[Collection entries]
Start of Block
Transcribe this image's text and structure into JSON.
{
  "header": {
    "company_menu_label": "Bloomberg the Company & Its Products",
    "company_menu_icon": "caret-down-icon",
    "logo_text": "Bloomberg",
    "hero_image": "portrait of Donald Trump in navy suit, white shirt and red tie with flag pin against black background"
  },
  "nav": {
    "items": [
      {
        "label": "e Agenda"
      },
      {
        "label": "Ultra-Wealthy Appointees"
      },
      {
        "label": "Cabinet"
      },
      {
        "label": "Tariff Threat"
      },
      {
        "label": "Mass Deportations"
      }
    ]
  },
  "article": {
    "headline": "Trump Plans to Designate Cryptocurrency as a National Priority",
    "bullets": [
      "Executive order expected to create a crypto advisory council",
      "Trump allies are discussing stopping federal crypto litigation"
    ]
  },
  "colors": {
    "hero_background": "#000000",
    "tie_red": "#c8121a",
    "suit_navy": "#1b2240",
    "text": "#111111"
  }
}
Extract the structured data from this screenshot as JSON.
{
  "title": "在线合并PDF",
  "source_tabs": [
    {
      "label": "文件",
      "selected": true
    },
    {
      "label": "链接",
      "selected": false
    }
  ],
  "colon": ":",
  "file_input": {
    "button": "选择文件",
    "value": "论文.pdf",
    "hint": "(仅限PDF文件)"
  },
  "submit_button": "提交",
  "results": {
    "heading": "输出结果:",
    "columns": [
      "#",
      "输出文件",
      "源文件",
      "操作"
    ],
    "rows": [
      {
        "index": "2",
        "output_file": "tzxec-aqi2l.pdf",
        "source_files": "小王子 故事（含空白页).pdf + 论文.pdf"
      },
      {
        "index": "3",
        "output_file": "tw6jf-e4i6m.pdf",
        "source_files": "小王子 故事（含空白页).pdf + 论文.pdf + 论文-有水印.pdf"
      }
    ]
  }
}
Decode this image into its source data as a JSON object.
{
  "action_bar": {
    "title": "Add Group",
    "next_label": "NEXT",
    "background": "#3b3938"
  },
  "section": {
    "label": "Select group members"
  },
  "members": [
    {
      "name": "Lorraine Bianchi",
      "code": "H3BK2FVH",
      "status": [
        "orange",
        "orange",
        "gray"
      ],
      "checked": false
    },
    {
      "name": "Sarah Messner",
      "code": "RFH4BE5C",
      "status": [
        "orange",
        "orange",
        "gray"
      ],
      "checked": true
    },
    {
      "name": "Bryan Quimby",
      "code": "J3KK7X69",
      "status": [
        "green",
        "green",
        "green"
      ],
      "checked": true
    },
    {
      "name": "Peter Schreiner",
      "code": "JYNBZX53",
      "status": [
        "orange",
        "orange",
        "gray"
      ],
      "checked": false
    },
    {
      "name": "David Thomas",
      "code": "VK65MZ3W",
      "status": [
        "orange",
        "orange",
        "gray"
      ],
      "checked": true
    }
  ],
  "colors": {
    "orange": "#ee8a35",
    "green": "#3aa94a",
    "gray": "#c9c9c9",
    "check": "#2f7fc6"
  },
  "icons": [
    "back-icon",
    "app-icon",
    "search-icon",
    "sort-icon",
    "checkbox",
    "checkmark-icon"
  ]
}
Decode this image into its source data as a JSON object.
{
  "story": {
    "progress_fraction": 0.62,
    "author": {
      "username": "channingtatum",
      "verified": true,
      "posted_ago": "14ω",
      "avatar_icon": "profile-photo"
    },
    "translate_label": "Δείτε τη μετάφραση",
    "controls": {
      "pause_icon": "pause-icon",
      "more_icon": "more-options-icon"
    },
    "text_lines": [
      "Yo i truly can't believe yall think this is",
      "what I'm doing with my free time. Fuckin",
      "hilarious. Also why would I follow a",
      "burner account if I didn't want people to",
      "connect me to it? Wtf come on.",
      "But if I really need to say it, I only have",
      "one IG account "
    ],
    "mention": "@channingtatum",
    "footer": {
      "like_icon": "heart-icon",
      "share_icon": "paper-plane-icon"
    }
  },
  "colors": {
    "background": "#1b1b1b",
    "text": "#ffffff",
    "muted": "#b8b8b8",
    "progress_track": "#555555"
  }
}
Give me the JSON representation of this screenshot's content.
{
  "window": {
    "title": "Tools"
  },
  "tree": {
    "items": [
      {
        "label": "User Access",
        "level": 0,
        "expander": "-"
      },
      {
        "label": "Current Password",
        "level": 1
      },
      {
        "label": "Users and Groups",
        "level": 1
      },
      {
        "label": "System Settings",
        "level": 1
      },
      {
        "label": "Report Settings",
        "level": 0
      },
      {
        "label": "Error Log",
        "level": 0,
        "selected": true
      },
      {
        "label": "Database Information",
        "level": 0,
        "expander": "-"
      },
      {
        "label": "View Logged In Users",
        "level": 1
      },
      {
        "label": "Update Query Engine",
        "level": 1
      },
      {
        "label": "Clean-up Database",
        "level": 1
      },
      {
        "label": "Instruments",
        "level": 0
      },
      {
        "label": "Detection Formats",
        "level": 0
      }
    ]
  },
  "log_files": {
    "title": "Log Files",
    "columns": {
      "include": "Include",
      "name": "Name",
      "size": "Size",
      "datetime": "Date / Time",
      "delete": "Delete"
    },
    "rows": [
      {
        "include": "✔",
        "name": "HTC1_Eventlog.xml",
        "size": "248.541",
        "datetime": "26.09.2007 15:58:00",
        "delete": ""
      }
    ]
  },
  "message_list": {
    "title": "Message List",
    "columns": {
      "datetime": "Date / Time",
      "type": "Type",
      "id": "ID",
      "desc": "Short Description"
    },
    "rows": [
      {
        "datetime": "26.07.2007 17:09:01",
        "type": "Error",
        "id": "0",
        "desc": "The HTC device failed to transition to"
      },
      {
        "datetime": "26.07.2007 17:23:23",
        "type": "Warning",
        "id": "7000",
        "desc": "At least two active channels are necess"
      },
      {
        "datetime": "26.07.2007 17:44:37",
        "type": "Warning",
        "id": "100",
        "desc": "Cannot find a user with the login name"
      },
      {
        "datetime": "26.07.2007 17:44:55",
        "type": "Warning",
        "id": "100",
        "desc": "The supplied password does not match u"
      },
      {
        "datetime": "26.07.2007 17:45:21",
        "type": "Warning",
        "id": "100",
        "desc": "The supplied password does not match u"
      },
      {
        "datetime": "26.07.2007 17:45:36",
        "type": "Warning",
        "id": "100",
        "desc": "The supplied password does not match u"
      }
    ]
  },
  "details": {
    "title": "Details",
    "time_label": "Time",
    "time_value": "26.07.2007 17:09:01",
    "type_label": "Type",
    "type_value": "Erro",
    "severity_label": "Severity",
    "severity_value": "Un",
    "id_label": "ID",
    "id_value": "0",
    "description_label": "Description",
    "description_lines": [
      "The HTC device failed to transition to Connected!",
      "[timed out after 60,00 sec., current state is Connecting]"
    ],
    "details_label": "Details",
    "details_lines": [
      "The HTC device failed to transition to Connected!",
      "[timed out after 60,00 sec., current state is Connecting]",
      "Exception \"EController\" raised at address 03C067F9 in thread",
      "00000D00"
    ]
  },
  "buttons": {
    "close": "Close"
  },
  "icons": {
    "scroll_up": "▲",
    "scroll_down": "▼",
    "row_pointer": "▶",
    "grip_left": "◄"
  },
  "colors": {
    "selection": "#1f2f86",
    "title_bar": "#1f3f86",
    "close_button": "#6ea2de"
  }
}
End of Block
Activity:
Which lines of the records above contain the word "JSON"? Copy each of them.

Answer below:
Transcribe this image's text and structure into JSON.
Extract the structured data from this screenshot as JSON.
Decode this image into its source data as a JSON object.
Decode this image into its source data as a JSON object.
Give me the JSON representation of this screenshot's content.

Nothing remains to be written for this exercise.